Also experimented with the TMS on curvy roads covered with snow and ice! The speed was around the speed limit, or maybe a bit under (approx. 40MPH speed limit). With the given conditions, I would probably take the corners at 25mph max during normal winter driving. It was loads of fun! The car over steered just enough to give you a grind when you whipped around the bends. Again the electronics ensured that you have control. Sometimes the technology takes a little too much over and reduces the available power and slows the car down fast. When the car did loose control, it generally gave me a bit of understeer.

Changing lanes is also a challenge when there is lots of snow and ice on the road. The TMS tackled this very convincingly. It felt very stable compared with lighter cars.

In my opinion the TMS is better in snow conditions that my old BMW. It is a heavy car and you feel that the electronics are taking control, with the end result that it feel predicable and comfortable to drive.
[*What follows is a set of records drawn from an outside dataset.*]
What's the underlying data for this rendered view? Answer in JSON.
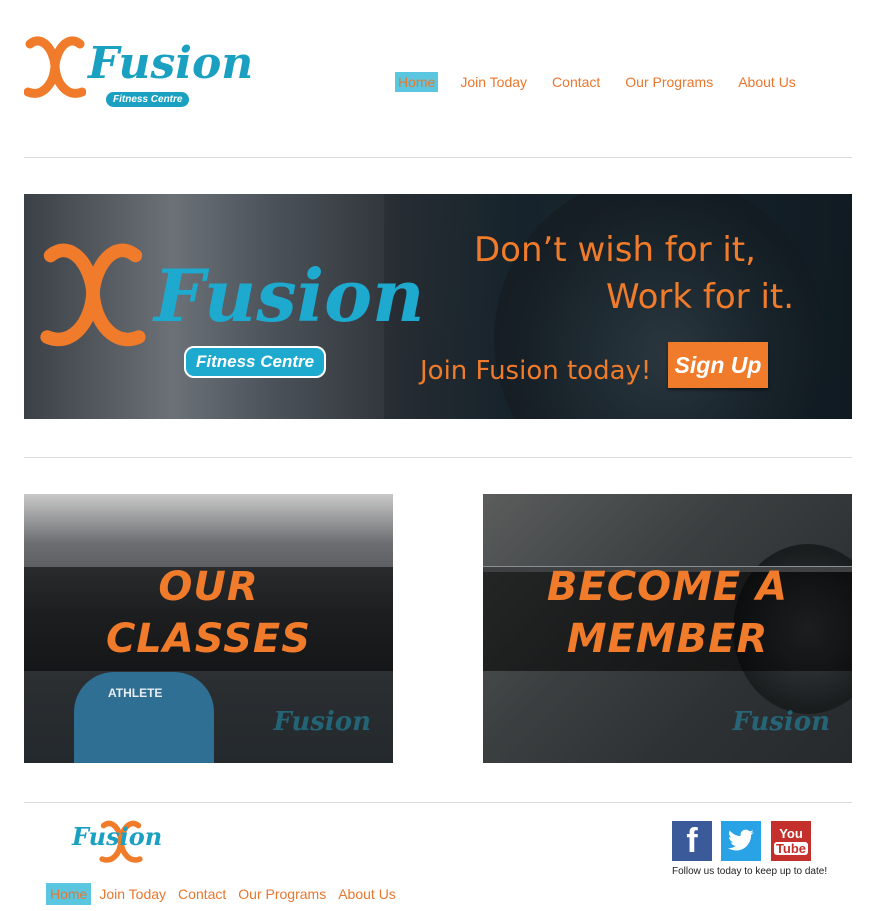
{
  "brand": {
    "name": "Fusion",
    "tagline": "Fitness Centre"
  },
  "nav": {
    "items": [
      {
        "label": "Home",
        "active": true
      },
      {
        "label": "Join Today",
        "active": false
      },
      {
        "label": "Contact",
        "active": false
      },
      {
        "label": "Our Programs",
        "active": false
      },
      {
        "label": "About Us",
        "active": false
      }
    ]
  },
  "banner": {
    "brand_name": "Fusion",
    "brand_tagline": "Fitness Centre",
    "slogan_line1": "Don’t wish for it,",
    "slogan_line2": "Work for it.",
    "join_text": "Join Fusion today!",
    "signup_label": "Sign Up"
  },
  "tiles": [
    {
      "line1": "OUR",
      "line2": "CLASSES",
      "watermark": "Fusion",
      "shirt_text": "ATHLETE"
    },
    {
      "line1": "BECOME A",
      "line2": "MEMBER",
      "watermark": "Fusion"
    }
  ],
  "footer": {
    "logo_text": "Fusion",
    "nav": [
      {
        "label": "Home",
        "active": true
      },
      {
        "label": "Join Today",
        "active": false
      },
      {
        "label": "Contact",
        "active": false
      },
      {
        "label": "Our Programs",
        "active": false
      },
      {
        "label": "About Us",
        "active": false
      }
    ],
    "social": {
      "facebook": "f",
      "twitter": "t",
      "youtube_line1": "You",
      "youtube_line2": "Tube"
    },
    "follow_text": "Follow us today to keep up to date!"
  },
  "colors": {
    "accent": "#f07b2a",
    "brand_blue": "#1aa0c0",
    "active_bg": "#5bc6e0"
  }
}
I will not be afraid to that TMS over some of our mountain-passes this winter.

Panoz | 9 december 2013

@Captain_Zap: I don't actually get much snow where I am, but when I do, it has stopped some of my cars on my driveway. I already own a RWD convertible that I dare not take out in the snow...I can't have ANOTHER vehicle that can't make it up my driveway. The somewhat-local Tesla salesman offered to drive a Model S down to my place on a snowy day to test it out, but when we had that snowy day he was somewhat less enthused (and I don't blame him - it's an hour drive, one way). And I'm sure he'd expect me to sign on the dotted line right then and there, which I'm not prepared to do.

The Tesla salesperson also wasn't able to tell me the name of any local MS owners who might be willing to visit my home on a snowy day and see if their MS makes it up my driveway, and I understand that as well. We can't have MS owners stalked by potential buyers.

kback | 9 december 2013


See this thread for more reassurance:

I would think with snow tires you'd be in good shape. The Model S is my first non-AWD car in 15 years. I haven't had to drive in snow yet, and I am getting winter tires put on this week. With all the snow experience reported, I am no longer worried about performance in the snow. You will not regret buying a Model S. Few, if any, do.